● **Your goal**
Scan the records below. List lines holding "category".

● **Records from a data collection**
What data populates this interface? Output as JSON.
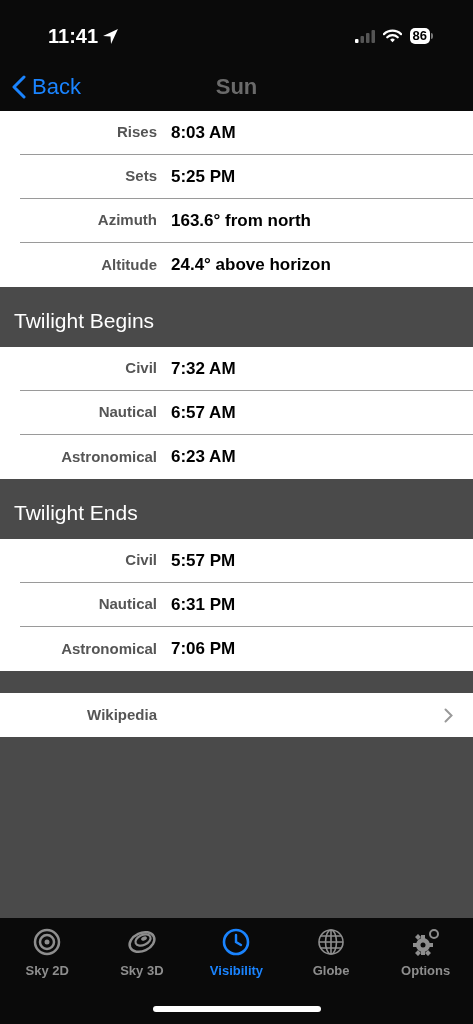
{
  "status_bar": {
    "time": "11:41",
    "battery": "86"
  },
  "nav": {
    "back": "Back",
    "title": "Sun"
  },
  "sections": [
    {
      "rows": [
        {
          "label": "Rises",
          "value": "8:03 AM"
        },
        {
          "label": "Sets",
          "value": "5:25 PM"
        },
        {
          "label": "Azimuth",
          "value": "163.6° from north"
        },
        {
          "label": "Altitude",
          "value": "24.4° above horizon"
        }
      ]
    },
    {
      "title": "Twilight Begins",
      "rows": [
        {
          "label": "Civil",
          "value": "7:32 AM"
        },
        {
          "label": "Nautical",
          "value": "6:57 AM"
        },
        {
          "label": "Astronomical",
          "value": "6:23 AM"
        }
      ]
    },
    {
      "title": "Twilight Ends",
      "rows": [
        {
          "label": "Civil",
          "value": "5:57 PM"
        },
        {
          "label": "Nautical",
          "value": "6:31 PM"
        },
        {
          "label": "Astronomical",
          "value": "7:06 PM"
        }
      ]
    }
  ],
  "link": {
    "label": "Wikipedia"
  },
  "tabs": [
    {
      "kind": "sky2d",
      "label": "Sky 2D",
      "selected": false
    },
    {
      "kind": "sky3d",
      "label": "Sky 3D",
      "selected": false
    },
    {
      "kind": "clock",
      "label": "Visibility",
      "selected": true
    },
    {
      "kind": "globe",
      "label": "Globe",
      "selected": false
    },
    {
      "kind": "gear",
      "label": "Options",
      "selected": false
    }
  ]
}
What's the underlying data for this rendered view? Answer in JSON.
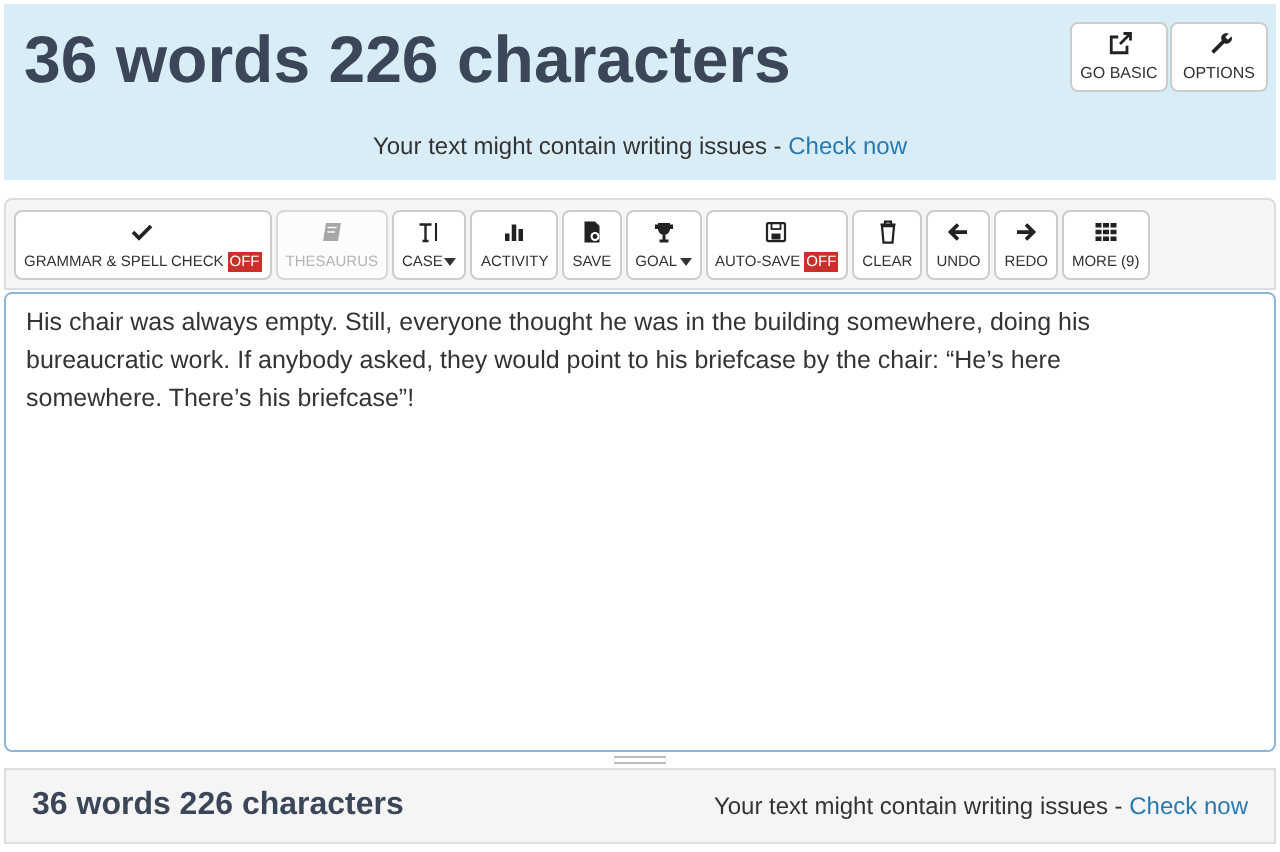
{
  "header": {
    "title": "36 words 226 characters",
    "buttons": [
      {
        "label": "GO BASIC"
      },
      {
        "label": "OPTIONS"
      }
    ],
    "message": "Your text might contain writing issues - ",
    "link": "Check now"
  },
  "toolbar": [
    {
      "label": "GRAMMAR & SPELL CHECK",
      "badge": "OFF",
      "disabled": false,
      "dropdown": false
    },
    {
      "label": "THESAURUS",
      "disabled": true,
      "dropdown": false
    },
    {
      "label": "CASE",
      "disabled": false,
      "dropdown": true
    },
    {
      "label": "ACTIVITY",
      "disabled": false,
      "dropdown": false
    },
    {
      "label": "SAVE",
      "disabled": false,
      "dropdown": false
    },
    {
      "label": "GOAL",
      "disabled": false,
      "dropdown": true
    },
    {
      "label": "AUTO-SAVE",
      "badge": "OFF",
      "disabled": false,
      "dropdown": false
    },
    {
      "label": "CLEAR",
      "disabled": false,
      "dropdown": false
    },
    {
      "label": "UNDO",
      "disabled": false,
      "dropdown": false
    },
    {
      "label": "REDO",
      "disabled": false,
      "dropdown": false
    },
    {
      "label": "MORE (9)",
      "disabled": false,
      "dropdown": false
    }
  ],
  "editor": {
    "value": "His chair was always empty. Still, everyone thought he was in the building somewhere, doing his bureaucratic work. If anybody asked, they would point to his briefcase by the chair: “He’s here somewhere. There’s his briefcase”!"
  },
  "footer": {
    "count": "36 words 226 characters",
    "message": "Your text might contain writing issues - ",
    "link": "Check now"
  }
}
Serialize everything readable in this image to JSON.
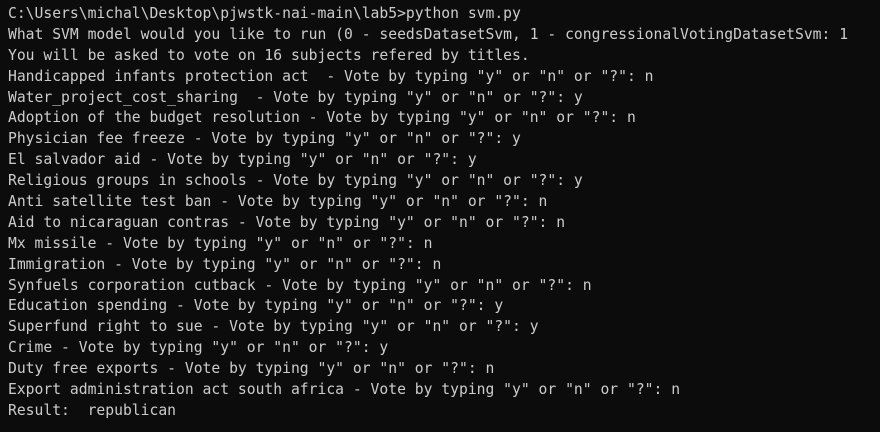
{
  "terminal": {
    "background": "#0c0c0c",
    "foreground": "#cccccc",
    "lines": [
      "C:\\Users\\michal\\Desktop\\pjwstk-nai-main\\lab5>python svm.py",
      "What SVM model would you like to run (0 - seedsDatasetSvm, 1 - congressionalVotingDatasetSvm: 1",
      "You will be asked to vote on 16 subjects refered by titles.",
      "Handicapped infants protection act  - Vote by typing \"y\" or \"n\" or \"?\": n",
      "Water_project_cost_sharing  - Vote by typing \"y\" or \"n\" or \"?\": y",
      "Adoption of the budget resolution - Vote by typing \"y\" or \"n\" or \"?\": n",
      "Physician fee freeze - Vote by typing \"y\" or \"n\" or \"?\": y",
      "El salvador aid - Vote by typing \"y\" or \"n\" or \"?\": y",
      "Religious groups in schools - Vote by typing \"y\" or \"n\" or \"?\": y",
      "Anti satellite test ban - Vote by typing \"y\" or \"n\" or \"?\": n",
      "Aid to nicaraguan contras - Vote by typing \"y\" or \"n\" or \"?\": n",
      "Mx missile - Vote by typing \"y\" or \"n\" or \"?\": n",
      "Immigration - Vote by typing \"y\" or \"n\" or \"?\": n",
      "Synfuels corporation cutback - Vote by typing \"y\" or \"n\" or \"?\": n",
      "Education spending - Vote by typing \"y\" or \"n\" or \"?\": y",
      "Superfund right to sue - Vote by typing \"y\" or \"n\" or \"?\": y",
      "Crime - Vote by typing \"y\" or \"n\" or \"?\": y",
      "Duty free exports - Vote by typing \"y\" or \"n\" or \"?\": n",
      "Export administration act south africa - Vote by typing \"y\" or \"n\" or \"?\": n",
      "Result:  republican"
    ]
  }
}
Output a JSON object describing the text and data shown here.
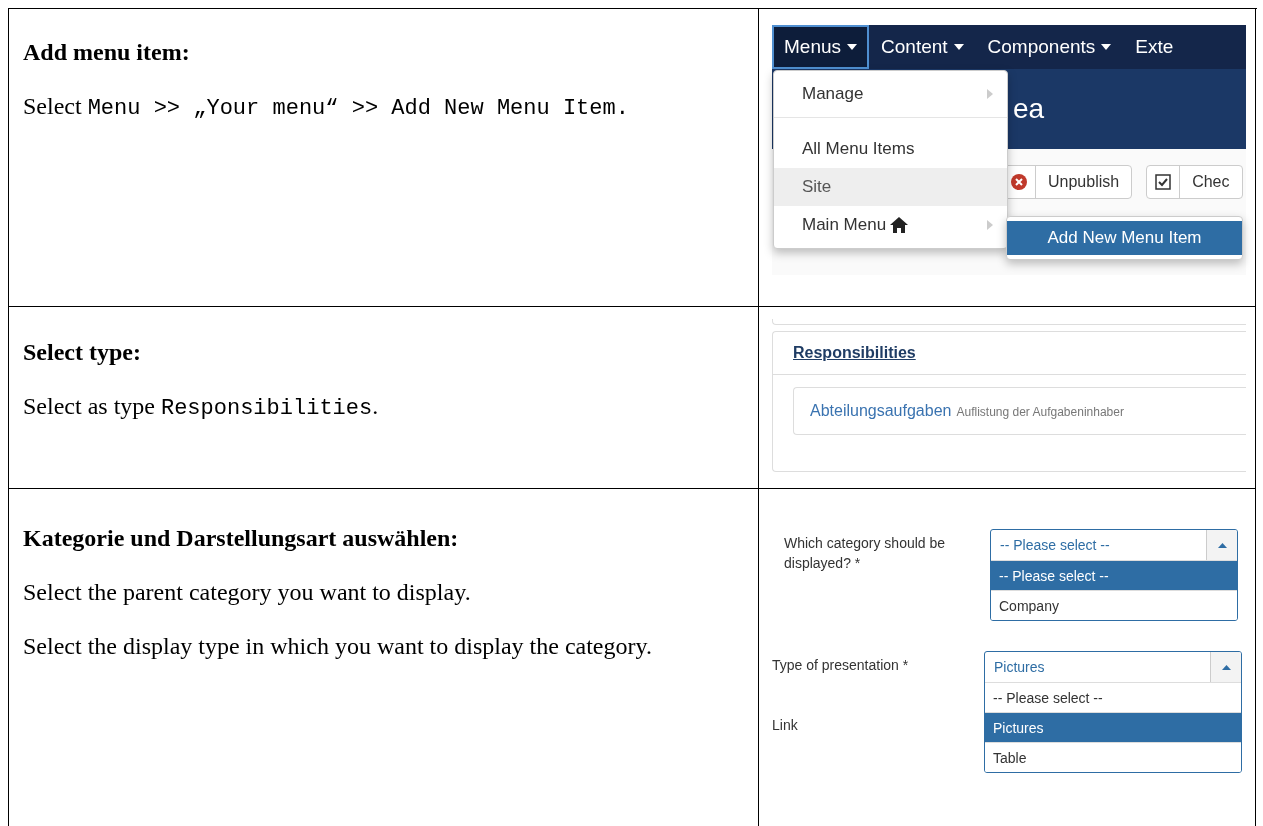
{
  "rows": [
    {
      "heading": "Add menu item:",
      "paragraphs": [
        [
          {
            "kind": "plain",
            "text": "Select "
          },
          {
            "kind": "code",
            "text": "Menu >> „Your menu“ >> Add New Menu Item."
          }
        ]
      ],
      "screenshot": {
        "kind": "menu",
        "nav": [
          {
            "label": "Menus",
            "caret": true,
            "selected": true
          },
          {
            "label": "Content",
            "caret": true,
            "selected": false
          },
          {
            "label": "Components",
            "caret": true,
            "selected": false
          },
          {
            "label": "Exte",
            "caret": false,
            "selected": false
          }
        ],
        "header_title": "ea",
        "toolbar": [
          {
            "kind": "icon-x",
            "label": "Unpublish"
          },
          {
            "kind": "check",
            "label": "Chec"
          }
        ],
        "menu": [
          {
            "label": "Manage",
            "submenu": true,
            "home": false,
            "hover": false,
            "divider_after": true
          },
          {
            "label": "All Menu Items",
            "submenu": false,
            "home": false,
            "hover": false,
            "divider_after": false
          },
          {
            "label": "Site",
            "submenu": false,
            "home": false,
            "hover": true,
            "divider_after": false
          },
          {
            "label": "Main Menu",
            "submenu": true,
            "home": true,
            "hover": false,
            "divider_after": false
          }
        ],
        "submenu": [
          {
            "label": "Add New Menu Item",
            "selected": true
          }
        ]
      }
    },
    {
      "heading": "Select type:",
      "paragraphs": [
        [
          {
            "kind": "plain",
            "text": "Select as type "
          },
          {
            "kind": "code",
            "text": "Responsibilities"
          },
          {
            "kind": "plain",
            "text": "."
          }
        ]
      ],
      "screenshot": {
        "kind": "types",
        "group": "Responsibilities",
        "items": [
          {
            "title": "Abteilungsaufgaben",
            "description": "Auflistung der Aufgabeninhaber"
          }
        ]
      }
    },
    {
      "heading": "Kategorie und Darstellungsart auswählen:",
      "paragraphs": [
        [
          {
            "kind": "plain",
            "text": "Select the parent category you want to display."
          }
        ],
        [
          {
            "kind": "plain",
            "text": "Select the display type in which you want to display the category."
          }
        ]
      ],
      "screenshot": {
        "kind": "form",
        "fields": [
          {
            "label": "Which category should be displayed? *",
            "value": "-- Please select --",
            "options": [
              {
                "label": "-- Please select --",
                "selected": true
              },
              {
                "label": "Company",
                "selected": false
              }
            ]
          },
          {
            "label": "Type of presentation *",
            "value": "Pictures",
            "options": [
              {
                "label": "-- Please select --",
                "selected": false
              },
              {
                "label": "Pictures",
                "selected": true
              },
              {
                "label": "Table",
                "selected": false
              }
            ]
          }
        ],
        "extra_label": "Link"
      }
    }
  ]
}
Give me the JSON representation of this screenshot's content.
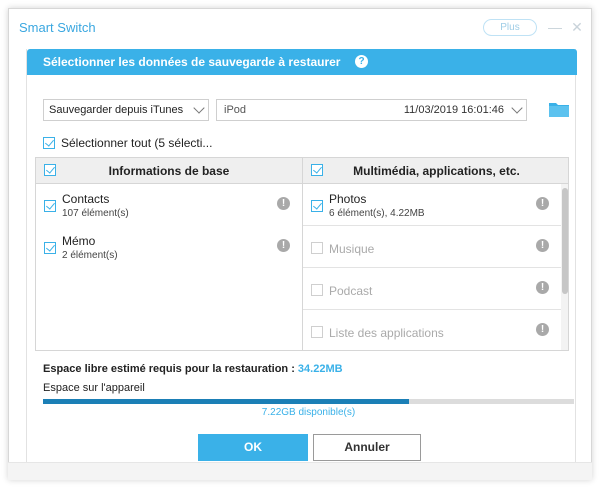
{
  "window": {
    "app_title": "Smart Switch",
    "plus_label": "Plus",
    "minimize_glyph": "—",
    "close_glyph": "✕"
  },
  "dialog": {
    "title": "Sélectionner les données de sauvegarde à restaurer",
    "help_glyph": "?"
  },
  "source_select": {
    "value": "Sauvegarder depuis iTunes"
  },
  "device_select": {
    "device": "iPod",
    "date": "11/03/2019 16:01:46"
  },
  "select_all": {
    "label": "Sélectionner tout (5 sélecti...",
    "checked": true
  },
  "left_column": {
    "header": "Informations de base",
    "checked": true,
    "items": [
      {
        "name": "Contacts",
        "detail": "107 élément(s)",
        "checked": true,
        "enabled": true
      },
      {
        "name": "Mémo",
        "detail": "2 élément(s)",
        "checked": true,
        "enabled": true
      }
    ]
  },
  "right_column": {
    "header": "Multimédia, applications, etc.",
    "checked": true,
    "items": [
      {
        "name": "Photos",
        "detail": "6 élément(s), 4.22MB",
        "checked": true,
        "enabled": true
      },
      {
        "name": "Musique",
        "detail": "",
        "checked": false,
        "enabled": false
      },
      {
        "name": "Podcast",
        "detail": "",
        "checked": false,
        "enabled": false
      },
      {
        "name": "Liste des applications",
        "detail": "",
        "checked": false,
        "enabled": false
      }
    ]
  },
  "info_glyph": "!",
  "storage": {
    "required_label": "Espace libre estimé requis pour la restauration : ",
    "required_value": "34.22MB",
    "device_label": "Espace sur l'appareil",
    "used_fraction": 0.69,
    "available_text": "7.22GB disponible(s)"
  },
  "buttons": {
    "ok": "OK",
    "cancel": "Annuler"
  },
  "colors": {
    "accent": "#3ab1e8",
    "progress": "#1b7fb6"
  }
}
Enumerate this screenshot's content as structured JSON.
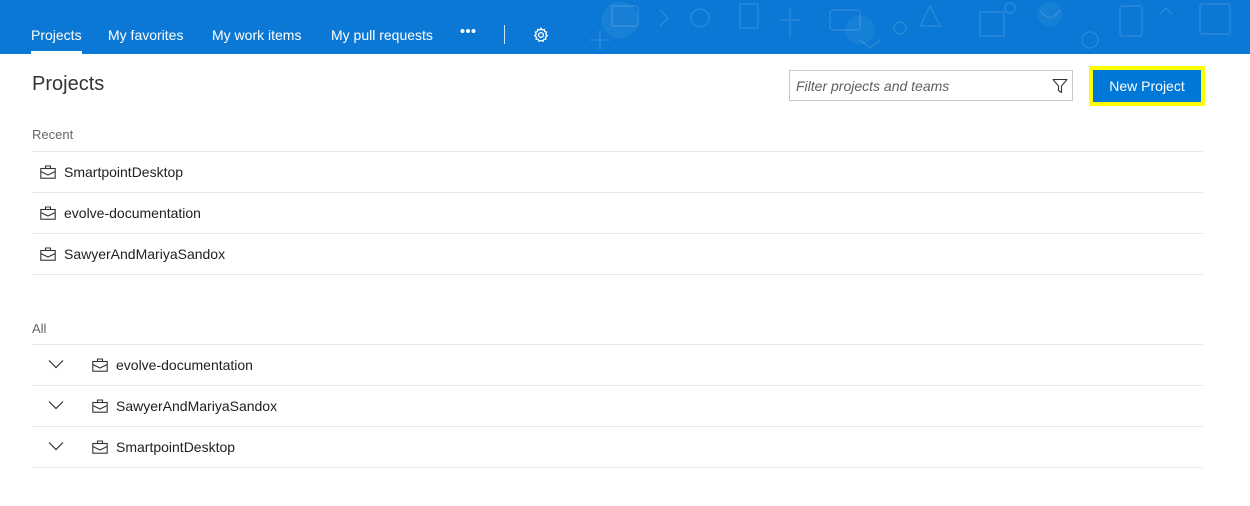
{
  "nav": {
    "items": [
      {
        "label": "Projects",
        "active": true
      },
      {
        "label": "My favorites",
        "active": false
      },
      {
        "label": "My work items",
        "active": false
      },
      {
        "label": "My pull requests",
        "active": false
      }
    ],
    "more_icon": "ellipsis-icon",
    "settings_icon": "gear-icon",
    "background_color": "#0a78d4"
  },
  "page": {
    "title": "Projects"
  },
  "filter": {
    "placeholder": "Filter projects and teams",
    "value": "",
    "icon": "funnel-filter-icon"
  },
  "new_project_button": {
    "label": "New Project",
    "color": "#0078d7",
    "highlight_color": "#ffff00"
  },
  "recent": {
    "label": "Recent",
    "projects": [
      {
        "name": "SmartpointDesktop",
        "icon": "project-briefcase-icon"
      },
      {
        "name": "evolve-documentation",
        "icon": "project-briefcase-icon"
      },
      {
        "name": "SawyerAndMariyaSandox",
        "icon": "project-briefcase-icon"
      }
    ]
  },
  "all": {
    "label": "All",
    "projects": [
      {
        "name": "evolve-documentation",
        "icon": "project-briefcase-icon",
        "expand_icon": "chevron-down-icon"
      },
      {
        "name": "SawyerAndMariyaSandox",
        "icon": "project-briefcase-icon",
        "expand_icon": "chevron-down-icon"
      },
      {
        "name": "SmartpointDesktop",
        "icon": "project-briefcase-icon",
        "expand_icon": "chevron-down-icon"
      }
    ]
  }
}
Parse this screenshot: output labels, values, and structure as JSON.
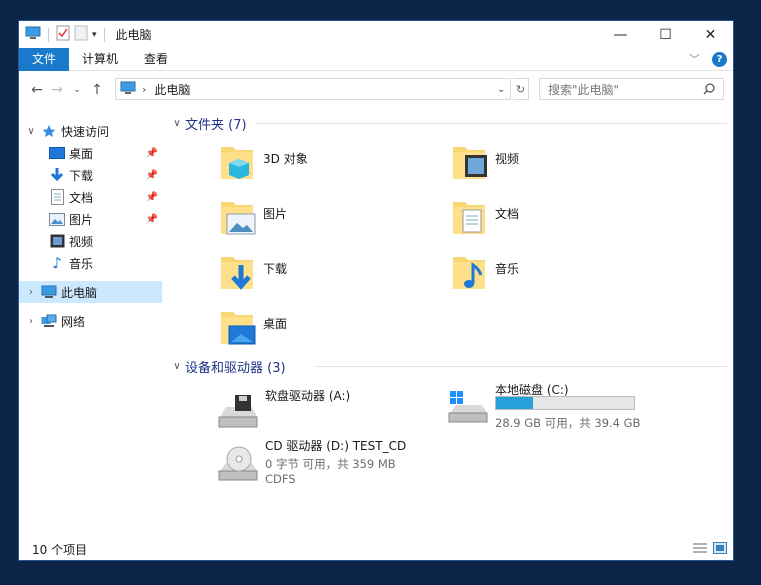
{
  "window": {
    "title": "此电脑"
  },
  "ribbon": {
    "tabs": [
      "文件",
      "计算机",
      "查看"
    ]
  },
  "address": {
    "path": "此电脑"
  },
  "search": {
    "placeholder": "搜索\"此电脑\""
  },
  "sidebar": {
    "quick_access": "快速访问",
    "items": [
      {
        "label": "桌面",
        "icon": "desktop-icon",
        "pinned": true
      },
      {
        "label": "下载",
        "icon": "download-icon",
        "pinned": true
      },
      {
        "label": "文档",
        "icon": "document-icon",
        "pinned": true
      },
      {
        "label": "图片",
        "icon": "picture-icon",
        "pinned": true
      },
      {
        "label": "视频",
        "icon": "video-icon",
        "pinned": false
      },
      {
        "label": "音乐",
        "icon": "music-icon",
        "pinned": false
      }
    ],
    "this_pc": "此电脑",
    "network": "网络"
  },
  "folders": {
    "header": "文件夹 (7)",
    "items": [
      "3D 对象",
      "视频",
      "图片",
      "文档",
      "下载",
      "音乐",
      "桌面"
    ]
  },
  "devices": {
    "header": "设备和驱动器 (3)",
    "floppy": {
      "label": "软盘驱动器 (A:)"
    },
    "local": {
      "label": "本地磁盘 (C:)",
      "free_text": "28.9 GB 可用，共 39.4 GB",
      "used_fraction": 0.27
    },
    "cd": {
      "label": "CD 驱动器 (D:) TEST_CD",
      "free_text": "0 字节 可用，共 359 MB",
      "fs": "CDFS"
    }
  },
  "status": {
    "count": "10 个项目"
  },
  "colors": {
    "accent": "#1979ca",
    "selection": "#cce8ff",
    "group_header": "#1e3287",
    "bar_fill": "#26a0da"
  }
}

● **Completed task**
            "text": "Select the parent category you want to display."
            "text": "Select the display type in which you want to display the category."
            "label": "Which category should be displayed? *",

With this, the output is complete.